On Wednesday, March 18, 2020, President Donald Trump signed into law H.R. 6201, which provides paid leave benefits to employees, tax credits for employers and self-employed taxpayers and FICA tax relief for employers. Below are some key provisions included to help stabilize the country and its economy during the COVID-19 pandemic.

Emergency Paid Sick Leave. The Act requires employers with fewer than 500 employees to provide paid sick leave to employees who are forced to stay home due to quarantining or to care for a family member (“qualified paid sick leave”) or to care for a child if the school or place of care is closed (“qualified family leave”). The bill compensates employers and the self-employed for this paid leave in the form of a tax credit.

Employers must provide eligible employees two weeks of paid sick leave, paid at the employee’s regular rate, to quarantine or seek a diagnosis or preventative care for coronavirus; or paid at two-thirds the employee’s regular rate to care for a family member for such reasons, or to care for a child whose school or place of care has been closed due to the coronavirus.

Tax credits. To fully offset wages paid under the program, employers will receive a tax credit.
In the case of sick leave wages paid by an employer to an employee, the employer receives a refundable credit against its share of Social Security payroll taxes. The credit can be claimed on a quarterly basis, equal to 100% of the amount of sick leave wages paid under the new law.

The sick leave credit for each employee would be equal to the employee’s wages, limited to $511 per
day while the employee is receiving paid sick leave to care for themselves, or $200 if the sick leave is to care for a family member or child whose school is closed.

Family and Medical Leave Expansion Act. With respect to qualified family leave, eligible employees who have been on the job for at least 30 days have the right to take up to 12 weeks of job-protected leave if the employee is following a requirement or recommendation to quarantine due to the coronavirus, is caring for an at-risk family member who is following a quarantine requirement or recommendation, or is caring for a child whose school or place of care has been closed. After two weeks of paid leave, employees will receive a benefit from their employers that will be no less than two-thirds of the employee’s usual pay.

Self-employed individuals. The Act provides for similar refundable credits against the self-employment tax. It covers 100% of a self-employed individual’s sick-leave equivalent amount, or 67% of the individual’s sick-leave equivalent amount if they are taking care of a sick family member, or taking care of a child following the child’s school closing.

The sick-leave equivalent amount is the lesser of average daily self-employment income, or $511/day to care for the self-employed individual, or $200/day to care for a sick family member or child following a school closing.

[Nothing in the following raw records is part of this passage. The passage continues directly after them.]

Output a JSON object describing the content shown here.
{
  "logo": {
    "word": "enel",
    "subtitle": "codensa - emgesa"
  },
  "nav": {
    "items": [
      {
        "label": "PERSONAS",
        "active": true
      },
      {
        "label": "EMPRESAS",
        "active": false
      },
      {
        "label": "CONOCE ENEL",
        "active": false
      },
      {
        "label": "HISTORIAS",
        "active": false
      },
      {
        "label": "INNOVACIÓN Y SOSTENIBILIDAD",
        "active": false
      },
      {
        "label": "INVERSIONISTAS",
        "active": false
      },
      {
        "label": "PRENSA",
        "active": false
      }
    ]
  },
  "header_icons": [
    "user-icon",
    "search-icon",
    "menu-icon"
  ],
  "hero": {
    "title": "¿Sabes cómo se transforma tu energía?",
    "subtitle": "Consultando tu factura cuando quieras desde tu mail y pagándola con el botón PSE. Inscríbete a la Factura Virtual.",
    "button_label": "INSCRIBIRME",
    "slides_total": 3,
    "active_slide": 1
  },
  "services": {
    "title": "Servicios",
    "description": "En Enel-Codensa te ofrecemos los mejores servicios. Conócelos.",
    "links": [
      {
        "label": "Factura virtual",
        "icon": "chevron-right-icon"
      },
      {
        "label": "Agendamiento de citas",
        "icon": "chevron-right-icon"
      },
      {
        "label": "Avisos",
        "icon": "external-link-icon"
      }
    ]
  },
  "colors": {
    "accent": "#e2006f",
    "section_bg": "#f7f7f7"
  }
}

For self-employed persons, the credit is allowed against regular income taxes. The limit on sick leave wages is determined by multiplying the number of days the self-employed person is unable to perform services in the trade or business by the lesser of 67% of the taxpayer’s average daily self-employment income, or $200. The limits are increased to 100% and $511, respectively, in the case of caring for themselves.

The same calculation is made for family leave wages, with days unable to perform services (no more than 50) multiplied by the lesser of 67% of the taxpayer’s average daily self-employment income, or $200.

FICA and Medicare taxes. Finally under the Act, sick leave and family and medical leave paid under the Act will not be considered wages for purposes of Social Security and Medicare taxes.

Note to DunlapSLK Payroll Clients. Your payroll team will be contacting you with further instructions on implementing these changes.

Effective date. The Act will take effect within fifteen (15) days of enactment and will be in effect until December 31, 2020.

DunlapSLK will continue to monitor this ever-evolving situation and bring you the latest updates on Congress’ attempts to lessen the burden of the COVID-19 pandemic. If you have questions, please contact us.